The HS2 railway line has been given the formal approval to extend northwards from Birmingham to Crewe – the Phase 2a of the project.
Crewe is a major railway junction for the north of England, and connects to the existing mainline to North Wales, Liverpool and Glasgow. The Parliamentary approval also means the 36-mile extension will be built earlier than originally planned, with the opening now planned to coincide with Phase One between London and the West Midlands.
Once operational, high-speed services operating between London, Birmingham and Crewe will use the newly-constructed railway, then joins the existing rail network to create direct services to places including Liverpool, Preston, Carlisle and Glasgow.

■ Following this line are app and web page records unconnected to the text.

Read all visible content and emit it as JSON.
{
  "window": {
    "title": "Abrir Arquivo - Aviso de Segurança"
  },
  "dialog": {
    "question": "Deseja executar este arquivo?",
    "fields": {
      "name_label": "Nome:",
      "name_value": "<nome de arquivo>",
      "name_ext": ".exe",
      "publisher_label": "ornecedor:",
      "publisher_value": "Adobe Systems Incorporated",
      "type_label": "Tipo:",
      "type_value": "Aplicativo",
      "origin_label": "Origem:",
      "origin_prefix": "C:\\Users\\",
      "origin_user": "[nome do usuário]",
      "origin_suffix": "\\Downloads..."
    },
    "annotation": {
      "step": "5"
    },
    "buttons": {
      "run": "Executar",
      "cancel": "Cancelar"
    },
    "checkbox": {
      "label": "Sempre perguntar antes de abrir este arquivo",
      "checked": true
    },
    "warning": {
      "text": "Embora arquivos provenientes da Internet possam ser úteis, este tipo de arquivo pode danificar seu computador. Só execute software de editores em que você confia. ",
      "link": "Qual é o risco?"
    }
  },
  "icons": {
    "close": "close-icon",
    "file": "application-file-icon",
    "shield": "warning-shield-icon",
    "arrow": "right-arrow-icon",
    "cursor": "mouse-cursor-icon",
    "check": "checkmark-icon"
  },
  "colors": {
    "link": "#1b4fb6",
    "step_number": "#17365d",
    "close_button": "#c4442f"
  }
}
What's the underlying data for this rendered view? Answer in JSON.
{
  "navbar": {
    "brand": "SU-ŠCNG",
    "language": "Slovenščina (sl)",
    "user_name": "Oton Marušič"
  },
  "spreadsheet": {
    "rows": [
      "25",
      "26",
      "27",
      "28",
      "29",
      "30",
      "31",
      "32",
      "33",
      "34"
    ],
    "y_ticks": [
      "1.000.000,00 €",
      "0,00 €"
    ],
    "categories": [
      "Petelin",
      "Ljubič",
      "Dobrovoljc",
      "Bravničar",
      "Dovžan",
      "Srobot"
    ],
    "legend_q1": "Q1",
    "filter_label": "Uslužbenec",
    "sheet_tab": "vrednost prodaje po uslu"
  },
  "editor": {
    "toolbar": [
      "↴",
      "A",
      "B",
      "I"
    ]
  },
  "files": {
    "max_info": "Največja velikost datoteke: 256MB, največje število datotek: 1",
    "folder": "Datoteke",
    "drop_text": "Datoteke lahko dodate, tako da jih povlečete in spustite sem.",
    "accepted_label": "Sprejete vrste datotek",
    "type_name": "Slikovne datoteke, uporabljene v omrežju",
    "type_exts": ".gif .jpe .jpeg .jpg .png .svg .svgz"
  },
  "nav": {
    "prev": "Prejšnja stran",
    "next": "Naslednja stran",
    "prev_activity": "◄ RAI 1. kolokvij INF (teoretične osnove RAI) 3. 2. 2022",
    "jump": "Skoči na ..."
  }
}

Crewe is also the station for connections to North Wales and Shrewsbury.
Construction of the extension will require 17 new viaducts, 36 embankments, 65 bridges, 26 cuttings and 2 tunnels, and will see 78 hectares of native broadleaved woodland be planted.

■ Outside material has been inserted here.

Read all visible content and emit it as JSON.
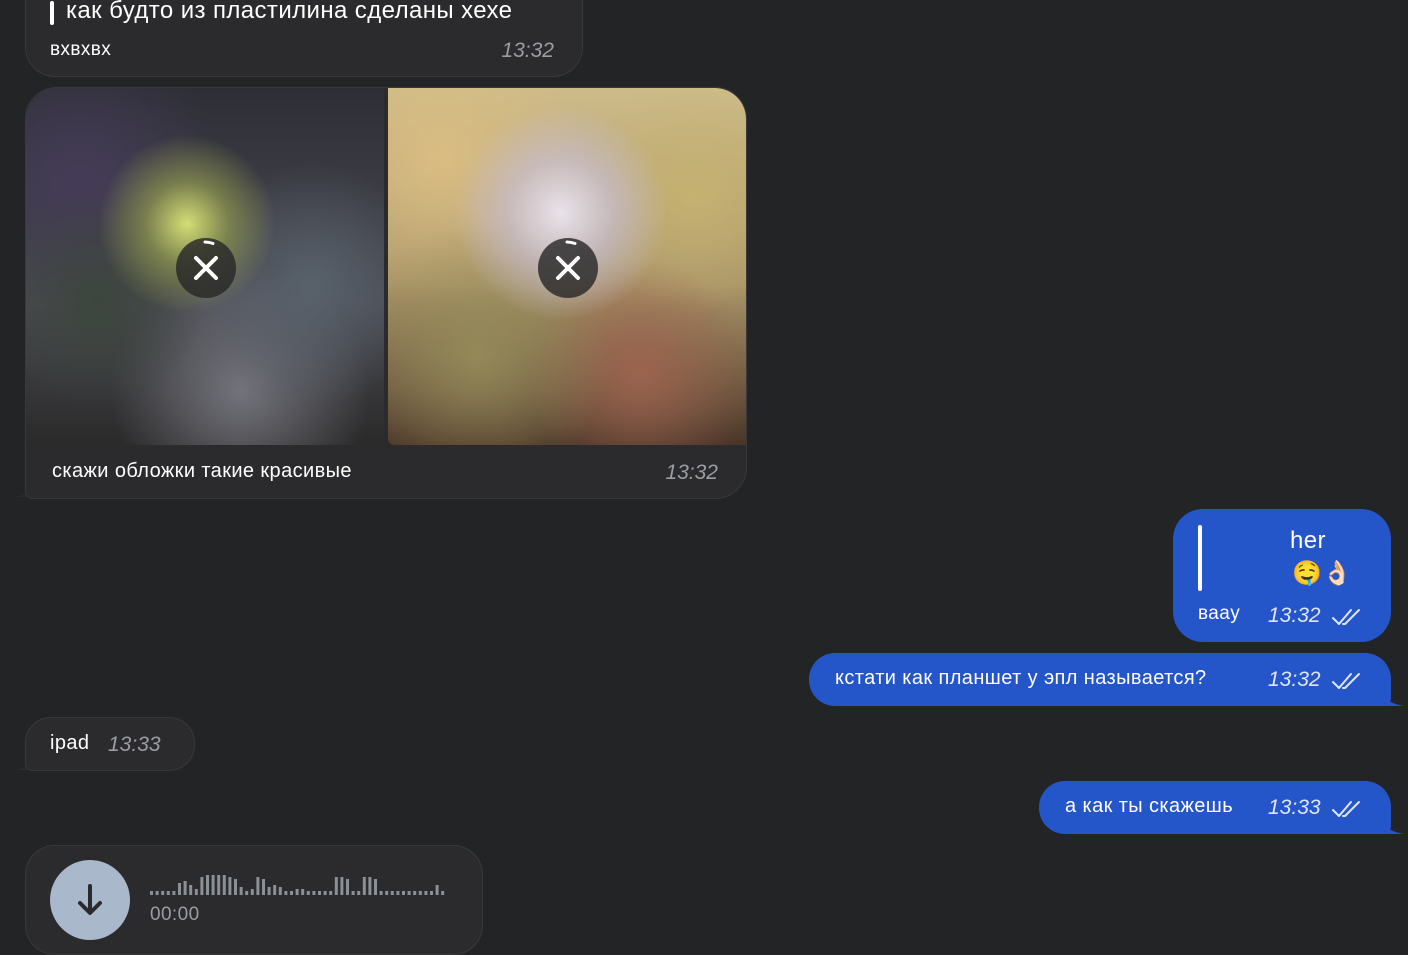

Once open, HS2 2a will carry six services per hour, freeing up the West Coast Mainline between Lichfield and Crewe.
As HS2 will take intercity traffic off the existing railways, it should see capacity double on lines between Crewe and Stoke-on-Trent to Nuneaton, Tamworth, Lichfield and Rugeley. It should also enable more services from Crewe to Runcorn and Liverpool, as well as via Crewe between North Wales, Chester and London.
Related to the announcement, there is a local consultation that recently opened to look at reopening closed railway lines and stations in the region that could make us of the additional rail capacity to improve regional rail services.
Being not just capacity for more trains, the HS is high-speed, so they expect a journey from Glasgow to London to be around 44 minutes faster, from Manchester to London to be a quarter faster at 90 minutes, and a journey from Crewe to London to be under an hour (34 mins faster).